The City of Cortland police announced at last week’s Police Commission meeting that the department recently received new license-plate readers (LPRs).
City police chief Paul Sandy noted the department received three new LPRs, which will increase surveillance throughout the area.
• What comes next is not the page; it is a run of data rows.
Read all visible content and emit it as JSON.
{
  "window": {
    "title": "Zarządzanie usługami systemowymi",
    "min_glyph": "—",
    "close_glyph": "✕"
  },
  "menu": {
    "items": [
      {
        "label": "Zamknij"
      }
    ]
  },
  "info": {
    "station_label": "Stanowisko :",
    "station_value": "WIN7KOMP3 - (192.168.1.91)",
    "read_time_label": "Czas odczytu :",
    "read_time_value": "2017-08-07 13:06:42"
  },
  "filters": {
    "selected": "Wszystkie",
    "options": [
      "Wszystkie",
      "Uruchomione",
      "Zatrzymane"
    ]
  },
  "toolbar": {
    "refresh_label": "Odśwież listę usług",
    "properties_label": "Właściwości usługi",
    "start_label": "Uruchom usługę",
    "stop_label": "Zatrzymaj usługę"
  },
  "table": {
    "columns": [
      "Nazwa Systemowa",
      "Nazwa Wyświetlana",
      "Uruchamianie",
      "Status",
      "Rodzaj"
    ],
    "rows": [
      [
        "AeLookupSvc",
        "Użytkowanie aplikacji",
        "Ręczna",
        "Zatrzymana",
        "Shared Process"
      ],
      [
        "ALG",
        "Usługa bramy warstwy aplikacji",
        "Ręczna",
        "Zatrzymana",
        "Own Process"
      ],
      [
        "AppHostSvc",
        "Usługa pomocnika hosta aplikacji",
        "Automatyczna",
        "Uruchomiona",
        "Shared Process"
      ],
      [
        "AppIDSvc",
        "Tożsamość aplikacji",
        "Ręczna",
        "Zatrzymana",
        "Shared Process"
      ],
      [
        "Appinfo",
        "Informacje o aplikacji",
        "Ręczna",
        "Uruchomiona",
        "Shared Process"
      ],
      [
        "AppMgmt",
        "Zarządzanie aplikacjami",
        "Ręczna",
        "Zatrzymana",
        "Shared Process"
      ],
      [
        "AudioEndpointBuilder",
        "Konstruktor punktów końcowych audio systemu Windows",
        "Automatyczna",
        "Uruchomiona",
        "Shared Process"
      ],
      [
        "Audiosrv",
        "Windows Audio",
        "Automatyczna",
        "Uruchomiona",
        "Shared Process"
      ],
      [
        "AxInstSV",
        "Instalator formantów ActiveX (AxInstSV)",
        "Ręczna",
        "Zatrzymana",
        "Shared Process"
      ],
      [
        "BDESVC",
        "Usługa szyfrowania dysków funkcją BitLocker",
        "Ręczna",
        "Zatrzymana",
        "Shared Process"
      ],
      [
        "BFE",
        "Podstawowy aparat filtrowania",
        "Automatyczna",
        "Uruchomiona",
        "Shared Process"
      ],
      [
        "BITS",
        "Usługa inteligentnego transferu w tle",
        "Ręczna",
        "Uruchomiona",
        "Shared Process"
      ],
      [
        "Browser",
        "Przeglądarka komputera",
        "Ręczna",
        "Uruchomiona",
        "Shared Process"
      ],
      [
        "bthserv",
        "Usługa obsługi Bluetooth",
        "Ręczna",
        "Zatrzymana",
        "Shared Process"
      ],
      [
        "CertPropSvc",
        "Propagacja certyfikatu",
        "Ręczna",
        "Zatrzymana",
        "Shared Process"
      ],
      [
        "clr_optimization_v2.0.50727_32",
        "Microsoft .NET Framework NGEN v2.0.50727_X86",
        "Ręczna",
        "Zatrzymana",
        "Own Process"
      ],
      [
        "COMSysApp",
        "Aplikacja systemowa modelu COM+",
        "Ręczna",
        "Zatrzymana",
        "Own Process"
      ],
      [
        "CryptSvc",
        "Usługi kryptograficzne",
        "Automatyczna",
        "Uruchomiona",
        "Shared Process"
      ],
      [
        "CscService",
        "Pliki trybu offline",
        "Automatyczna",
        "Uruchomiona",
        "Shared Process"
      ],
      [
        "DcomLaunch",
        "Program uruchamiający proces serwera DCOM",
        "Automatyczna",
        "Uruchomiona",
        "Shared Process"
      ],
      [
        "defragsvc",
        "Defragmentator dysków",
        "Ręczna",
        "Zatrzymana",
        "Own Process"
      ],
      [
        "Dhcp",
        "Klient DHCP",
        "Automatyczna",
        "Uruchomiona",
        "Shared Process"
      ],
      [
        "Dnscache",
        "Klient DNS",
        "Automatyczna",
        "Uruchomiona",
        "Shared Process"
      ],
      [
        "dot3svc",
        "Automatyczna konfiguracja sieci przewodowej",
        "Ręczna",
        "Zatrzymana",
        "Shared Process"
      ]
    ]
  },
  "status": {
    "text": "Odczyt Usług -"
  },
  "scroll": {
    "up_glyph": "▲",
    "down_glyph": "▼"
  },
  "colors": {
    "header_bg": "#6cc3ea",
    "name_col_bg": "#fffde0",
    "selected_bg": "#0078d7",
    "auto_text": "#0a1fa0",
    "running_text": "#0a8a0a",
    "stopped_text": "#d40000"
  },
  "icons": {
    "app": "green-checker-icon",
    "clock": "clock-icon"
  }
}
Sandy also noted that once the new LPRs are installed, four different police vehicles will have LPRs intact.
City police’s oldest LPR, which was installed in 2015, went through a software update.
“If the software isn’t updated, it’s useless,” Sandy said.
An LPR, which city deputy chief David Guerrera mentioned consists of two forward-facing cameras and a rear-facing camera, scans license plates for updated registrations, the potential of a suspended driver’s license and the lookout for the possibility of stolen vehicles.
Sandy mentioned that LPRs are helpful at a crime scene, especially when stolen vehicles are involved.
“We can go back to that area and search for it,” he said, noting the questioning phase at a crime scene would increase based on information gathered from the LPRs.